Health Minister Andrew Little has been exposed to Covid-19 via someone in his home.
The Cabinet minister posted on social media that he was a household contact, and as such has cancelled all his programmes and will be returning home immediately by private car.
Little was in Auckland this morning announcing the Government's plan to tackle the extensive hospital waiting lists.
Little announced the Government's plan this morning saying the number of people waiting longer than four months for hospital treatment had more than doubled from about 15,000 in February 2020 to nearly 36,000 currently.
He expected it would take "considerably less time" to clear the backlog by taking a national approach rather than leaving it up to 20 different DHBs, which was estimated to take three to five years.
More patients will be being diverted to other regions if there was no capacity at their own hospital and public hospitals will be off-loading some patients to private care where possible, Little said.
It's understood if a patient does need to fly to another region for care their transport costs would be publicly funded. It was not clear if that would include a support person.
The response will be led by interim Health New Zealand and the interim Māori Health Authority - both of which will become permanent entities when the Government health reforms come into effect on July 1.

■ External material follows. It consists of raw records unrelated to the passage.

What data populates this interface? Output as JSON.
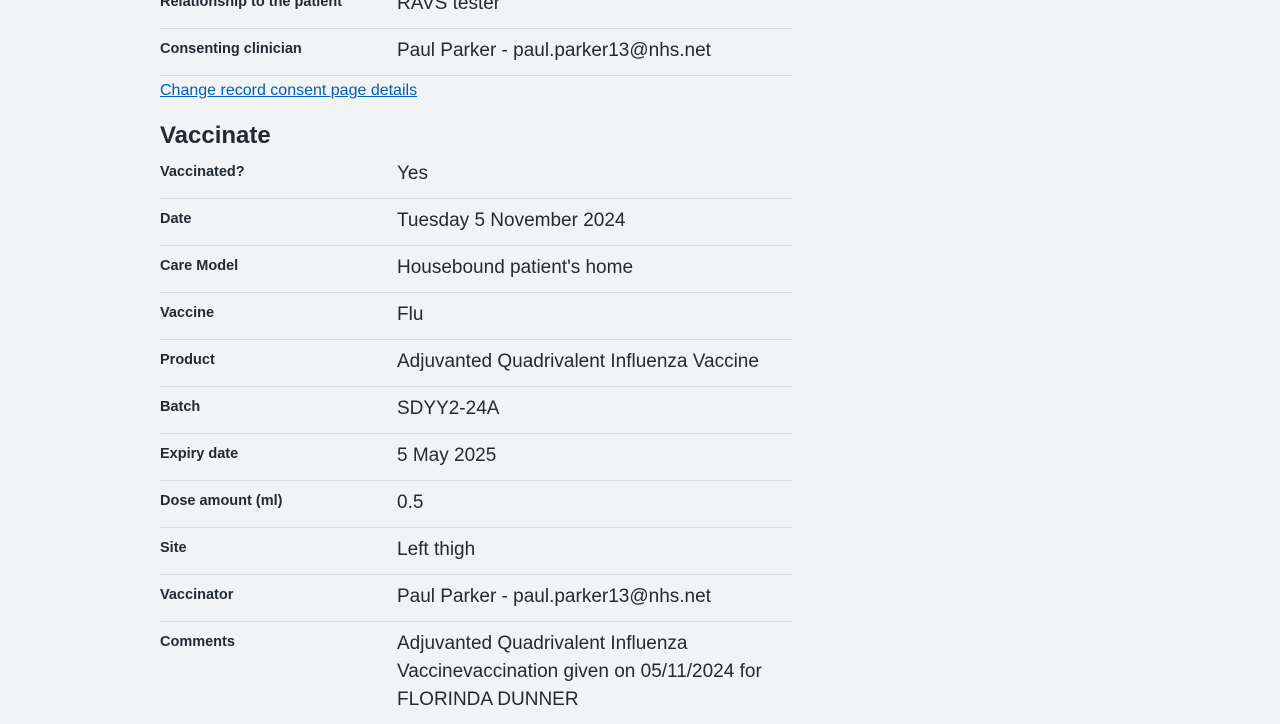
{
  "consent": {
    "rows": [
      {
        "key": "Relationship to the patient",
        "value": "RAVS tester"
      },
      {
        "key": "Consenting clinician",
        "value": "Paul Parker - paul.parker13@nhs.net"
      }
    ],
    "change_link": "Change record consent page details"
  },
  "vaccinate": {
    "heading": "Vaccinate",
    "rows": [
      {
        "key": "Vaccinated?",
        "value": "Yes"
      },
      {
        "key": "Date",
        "value": "Tuesday 5 November 2024"
      },
      {
        "key": "Care Model",
        "value": "Housebound patient's home"
      },
      {
        "key": "Vaccine",
        "value": "Flu"
      },
      {
        "key": "Product",
        "value": "Adjuvanted Quadrivalent Influenza Vaccine"
      },
      {
        "key": "Batch",
        "value": "SDYY2-24A"
      },
      {
        "key": "Expiry date",
        "value": "5 May 2025"
      },
      {
        "key": "Dose amount (ml)",
        "value": "0.5"
      },
      {
        "key": "Site",
        "value": "Left thigh"
      },
      {
        "key": "Vaccinator",
        "value": "Paul Parker - paul.parker13@nhs.net"
      },
      {
        "key": "Comments",
        "value": "Adjuvanted Quadrivalent Influenza Vaccinevaccination given on 05/11/2024 for FLORINDA DUNNER"
      }
    ]
  }
}
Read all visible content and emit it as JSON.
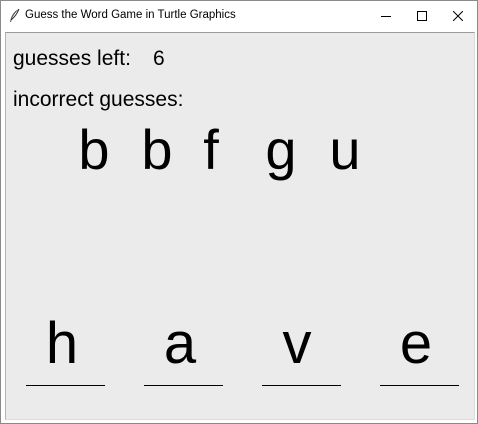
{
  "window": {
    "title": "Guess the Word Game in Turtle Graphics",
    "controls": {
      "minimize_icon": "minimize-icon",
      "maximize_icon": "maximize-icon",
      "close_icon": "close-icon"
    }
  },
  "game": {
    "guesses_left_label": "guesses left:",
    "guesses_left_value": "6",
    "incorrect_label": "incorrect guesses:",
    "incorrect_letters": [
      "b",
      "b",
      "f",
      "g",
      "u"
    ],
    "word_letters": [
      "h",
      "a",
      "v",
      "e"
    ]
  },
  "colors": {
    "canvas_background": "#ebebeb",
    "text": "#000000",
    "titlebar": "#ffffff"
  }
}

"I expect a national review of all waiting lists and a reassessment of the situation of everyone on it," Little said.
"With one public health system, we have the opportunity to work together to make sure people get the treatment they need, no matter which part of the country they live in."
When asked by the Herald if the minister was aware some DHBs were still only taking life-threatening referrals from GPs, Little said he wasn't familiar with that but it was that sort of stuff they wanted to get on top of.
"That illustrates the problem that if your a GP with a patient and the only place you can refer someone to is your local DHB, when there might be more space in a different hopsital...we want to make sure people can get care even if it isn't at their local hospital."
The minister said there was money that had been allocated a couple of years ago, $280 million, to help clear the backlog.
"Some of that had been used but not all, so there is funding there available to help us work our way through this particular backlog. The taskforce and Health NZ and the Maori Health Authority will work through what the financial needs are."
He said Covid-19 had been hugely disruptive to hospital systems all over the world but New Zealand was doing better than most countries.
"Our elimination strategy not only prevented tens of thousands of deaths, it also protected our health system from being over-run, as we saw happen in countries like Italy and the United States.
"In fact, for most of the past two years, our hospitals have been free of Covid-19 and were able to keep functioning normally for long periods of time.
"Now, with the benefit of having one of the most highly vaccinated populations in the world, and with a suite of new medicines available to treat Covid-19 patients and keep many of them out of hospital, we can start managing on a more business-as-usual basis."
A Herald review of recovery plans filed by all 20 DHBs, identified dozens of services that were already under severe stress before the pandemic struck.